Excessive torsional vibration in rotating equipment trains can result in damage to, or failure of, equipment, leading to emergency shutdowns and costly downtime. It also increases the potential for major safety incidents, such as turbine over-speed events or coupling failures that generate dangerous shrapnel, as shown in FIG. 1.
When designing a torsional system, engineers typically use comprehensive torsional vibration analysis to avoid excessive vibration. API Standard 617, which specifies torsional system requirements, specifies a 10% separation margin between torsional natural frequencies (TNFs) and any excitation frequency. The method of achieving an acceptable torsional separation margin is generally limited to coupling selection and tuning. In some cases, modification of system inertia is acceptable. If an acceptable separation margin is not achievable, then design engineers must use stress analysis to demonstrate torsional system design acceptability.

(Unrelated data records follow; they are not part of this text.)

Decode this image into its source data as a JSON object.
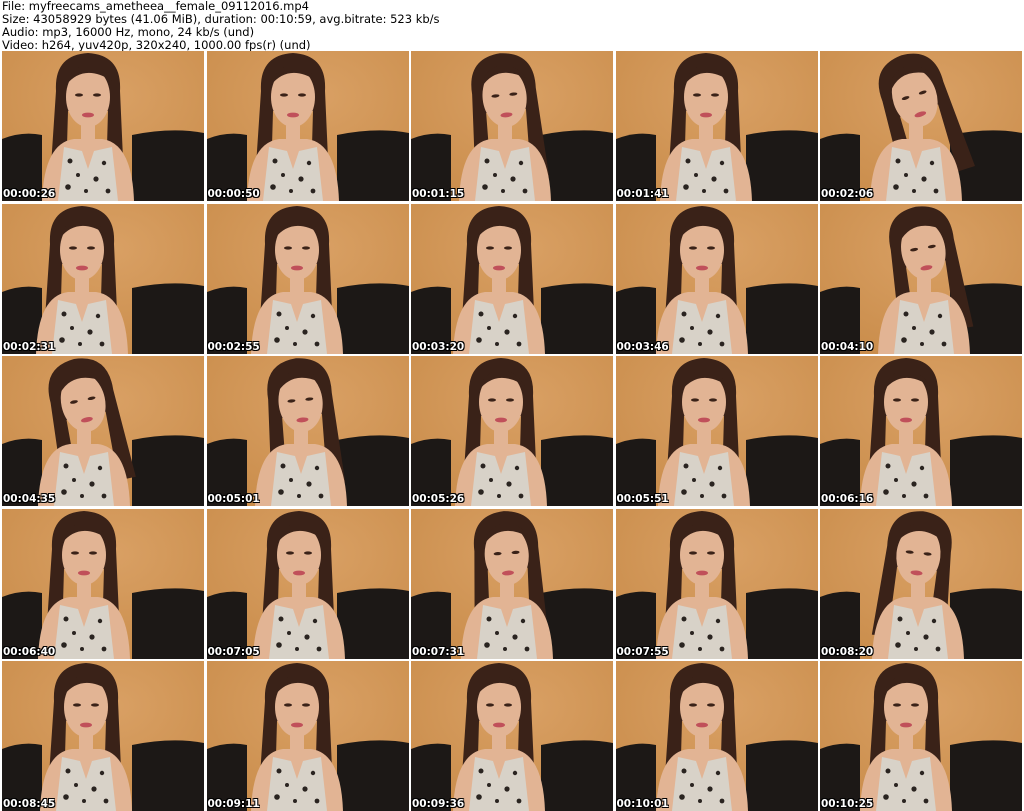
{
  "header": {
    "file_line": "File: myfreecams_ametheea__female_09112016.mp4",
    "size_line": "Size: 43058929 bytes (41.06 MiB), duration: 00:10:59, avg.bitrate: 523 kb/s",
    "audio_line": "Audio: mp3, 16000 Hz, mono, 24 kb/s (und)",
    "video_line": "Video: h264, yuv420p, 320x240, 1000.00 fps(r) (und)"
  },
  "frames": [
    {
      "timestamp": "00:00:26"
    },
    {
      "timestamp": "00:00:50"
    },
    {
      "timestamp": "00:01:15"
    },
    {
      "timestamp": "00:01:41"
    },
    {
      "timestamp": "00:02:06"
    },
    {
      "timestamp": "00:02:31"
    },
    {
      "timestamp": "00:02:55"
    },
    {
      "timestamp": "00:03:20"
    },
    {
      "timestamp": "00:03:46"
    },
    {
      "timestamp": "00:04:10"
    },
    {
      "timestamp": "00:04:35"
    },
    {
      "timestamp": "00:05:01"
    },
    {
      "timestamp": "00:05:26"
    },
    {
      "timestamp": "00:05:51"
    },
    {
      "timestamp": "00:06:16"
    },
    {
      "timestamp": "00:06:40"
    },
    {
      "timestamp": "00:07:05"
    },
    {
      "timestamp": "00:07:31"
    },
    {
      "timestamp": "00:07:55"
    },
    {
      "timestamp": "00:08:20"
    },
    {
      "timestamp": "00:08:45"
    },
    {
      "timestamp": "00:09:11"
    },
    {
      "timestamp": "00:09:36"
    },
    {
      "timestamp": "00:10:01"
    },
    {
      "timestamp": "00:10:25"
    }
  ],
  "colors": {
    "wall": "#c98c4a",
    "wall_highlight": "#d9a064",
    "couch": "#1c1816",
    "hair": "#3a2218",
    "skin": "#e2b494",
    "dress_base": "#d8d2c8",
    "dress_spots": "#2a2420",
    "lips": "#c0505a",
    "timestamp_text": "#ffffff"
  }
}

The validity of the predicted TNF and associated stress analysis is dependent on the accuracy of the model. However, assumptions within the analytical data are always subject to a degree of uncertainty. To address this uncertainty, a case study of 10 torsional systems was conducted, looking at the effect of variation in mass-elastic data, and comparing differences between measured and predicted TNFs.
Modeling and natural frequency prediction. The TNF of a rotating equipment train is predictable through analytical methods. One modeling method is the mass-elastic or inertia-stiffness model, which uses lumped inertias, springs and dampers. Each component in the torsional model has a specific function, accurately modeled by following readily available component modeling guidelines. As torsional damping is usually small, an undamped analysis is generally enough to predict the TNFs of most rotating equipment systems.
Uncertainties in models. Uncertainties are factors that cause a difference between the predicted TNF and the true TNF. If the lumped mass-elastic model accurately represents the equipment train, then the predicted TNFs will match the real system's TNFs.
For the purposes of this study, two types of uncertainties were considered: error and variation. Error uncertainties include an insufficient number of...